These legacy cable set-top boxes make me want to smash my remote on a daily basis.

On the changing nature of the current sports fan: Choice, choice, choice. I now know more people that use OTT services to watch live sports than people that buy seasonlong passes like NFL Sunday Ticket, and that feels like a really important inflection point. The viewing appetite is still there for sports fans, and it’s not going anywhere. The key focus should be on how we can improve the game discovery experience to be as entertaining and frictionless as watching Netflix and YouTube and Hulu. The first time I used YouTube TV it took my breath away.

On the value proposition of RUWT?! to programmers and distributors: Our value prop is all about curation and discovery. If we can increase the percentage of channels that is in the customer’s general cycle from the standard 10 percent to something like 30-40 percent, then we can squash the customer feeling of overpaying for the content that they actually consume. Until then, we’re going to continue to see lower-margin OTT services swell and continued subscriber loss from the establishment MSOs.

On the tech scene in Austin: There’s no city in the U.S. I’d rather run my company. You have this wild juxtaposition of a fiercely liberal town set on a conservative backdrop, and that friction creates a spark that much of the town’s creative fire comes from. You see it in the food, the nightlife, the music and even the types of companies built in this town. Cost-of-living has increased, but it’s still affordable, and I can hop on a flight and get to any of our U.S. customers in 3.5 hours. All that being said, we’re far from perfect. Austin is the least racially diverse metro area in the state of Texas and we’re the most socioeconomically segregated area in the country. That’s why I try to be an active mentor as much as I can.

On refusing to take venture capital money: It sure wasn’t from a lack of trying! We were just too early. The market and the platforms just weren’t fertile enough yet. The benefit is that it forced RUWT?! to become an ultra-efficient company with a self-reliant infrastructure, and a balance sheet in the black long before our Excitement Analytics patent got granted. It would’ve been nice to have a Series A funded by someone other than Chase, American Express and anyone else crazy enough to give me a credit card, but the company is better for it.
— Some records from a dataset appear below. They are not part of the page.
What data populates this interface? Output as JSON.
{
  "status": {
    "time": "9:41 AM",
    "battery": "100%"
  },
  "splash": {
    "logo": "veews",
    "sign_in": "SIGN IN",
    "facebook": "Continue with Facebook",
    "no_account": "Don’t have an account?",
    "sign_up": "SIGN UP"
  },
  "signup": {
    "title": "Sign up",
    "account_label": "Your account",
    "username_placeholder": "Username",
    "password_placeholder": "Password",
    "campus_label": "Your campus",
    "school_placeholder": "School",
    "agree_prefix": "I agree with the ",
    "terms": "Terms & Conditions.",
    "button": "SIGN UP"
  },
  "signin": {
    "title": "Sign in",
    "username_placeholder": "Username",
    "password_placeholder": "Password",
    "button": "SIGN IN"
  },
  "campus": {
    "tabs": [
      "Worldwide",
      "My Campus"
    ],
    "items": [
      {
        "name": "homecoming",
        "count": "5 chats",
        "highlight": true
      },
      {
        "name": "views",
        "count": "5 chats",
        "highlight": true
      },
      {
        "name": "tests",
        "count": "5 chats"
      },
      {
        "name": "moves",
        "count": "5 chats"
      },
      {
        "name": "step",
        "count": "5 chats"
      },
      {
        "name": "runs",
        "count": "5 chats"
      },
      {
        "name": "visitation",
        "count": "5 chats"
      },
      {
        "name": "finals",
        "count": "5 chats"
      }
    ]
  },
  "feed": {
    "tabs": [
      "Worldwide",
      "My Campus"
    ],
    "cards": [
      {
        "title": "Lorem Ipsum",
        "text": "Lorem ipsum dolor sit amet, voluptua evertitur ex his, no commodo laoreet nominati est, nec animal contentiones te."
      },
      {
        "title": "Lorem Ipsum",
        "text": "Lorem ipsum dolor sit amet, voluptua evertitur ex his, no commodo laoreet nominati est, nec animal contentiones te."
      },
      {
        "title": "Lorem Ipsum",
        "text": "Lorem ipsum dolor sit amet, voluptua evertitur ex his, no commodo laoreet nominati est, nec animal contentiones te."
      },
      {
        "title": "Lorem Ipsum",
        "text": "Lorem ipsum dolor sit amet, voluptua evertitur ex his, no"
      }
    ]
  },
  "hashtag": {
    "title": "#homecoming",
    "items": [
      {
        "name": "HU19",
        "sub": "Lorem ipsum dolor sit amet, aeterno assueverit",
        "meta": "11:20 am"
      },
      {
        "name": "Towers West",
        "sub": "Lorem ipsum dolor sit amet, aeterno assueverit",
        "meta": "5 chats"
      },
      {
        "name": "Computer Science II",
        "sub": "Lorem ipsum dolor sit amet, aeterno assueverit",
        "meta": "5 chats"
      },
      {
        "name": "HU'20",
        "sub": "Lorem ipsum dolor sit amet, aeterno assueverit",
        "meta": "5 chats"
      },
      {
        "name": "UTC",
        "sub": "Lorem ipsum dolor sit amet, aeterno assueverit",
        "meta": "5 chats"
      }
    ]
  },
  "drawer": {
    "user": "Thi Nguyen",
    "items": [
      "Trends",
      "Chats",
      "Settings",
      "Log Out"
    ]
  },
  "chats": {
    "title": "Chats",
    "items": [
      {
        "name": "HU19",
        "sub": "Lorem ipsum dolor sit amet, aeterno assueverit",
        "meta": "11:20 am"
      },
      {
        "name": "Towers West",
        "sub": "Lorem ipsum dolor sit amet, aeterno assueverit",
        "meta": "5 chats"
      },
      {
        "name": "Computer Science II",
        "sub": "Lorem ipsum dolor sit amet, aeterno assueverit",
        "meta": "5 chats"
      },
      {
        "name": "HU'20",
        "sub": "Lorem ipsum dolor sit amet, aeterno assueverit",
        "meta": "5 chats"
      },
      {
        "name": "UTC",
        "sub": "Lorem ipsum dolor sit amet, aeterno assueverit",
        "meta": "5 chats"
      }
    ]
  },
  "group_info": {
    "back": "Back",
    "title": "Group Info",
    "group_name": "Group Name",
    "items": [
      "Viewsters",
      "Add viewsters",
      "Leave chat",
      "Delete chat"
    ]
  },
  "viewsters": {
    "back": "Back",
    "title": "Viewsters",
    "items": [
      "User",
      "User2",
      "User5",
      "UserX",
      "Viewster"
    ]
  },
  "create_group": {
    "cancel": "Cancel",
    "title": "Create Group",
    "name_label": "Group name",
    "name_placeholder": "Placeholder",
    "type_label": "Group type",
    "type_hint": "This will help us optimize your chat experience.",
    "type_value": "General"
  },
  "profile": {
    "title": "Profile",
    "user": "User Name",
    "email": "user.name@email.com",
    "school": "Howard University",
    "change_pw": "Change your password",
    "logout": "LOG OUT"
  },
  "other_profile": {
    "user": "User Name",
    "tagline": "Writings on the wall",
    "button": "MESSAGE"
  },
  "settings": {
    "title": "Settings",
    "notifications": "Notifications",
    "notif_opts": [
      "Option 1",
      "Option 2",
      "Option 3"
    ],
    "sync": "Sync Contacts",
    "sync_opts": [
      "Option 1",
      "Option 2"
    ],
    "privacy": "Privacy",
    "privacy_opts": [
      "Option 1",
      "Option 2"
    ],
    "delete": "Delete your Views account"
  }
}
                                                                                                                            — Eric Fisher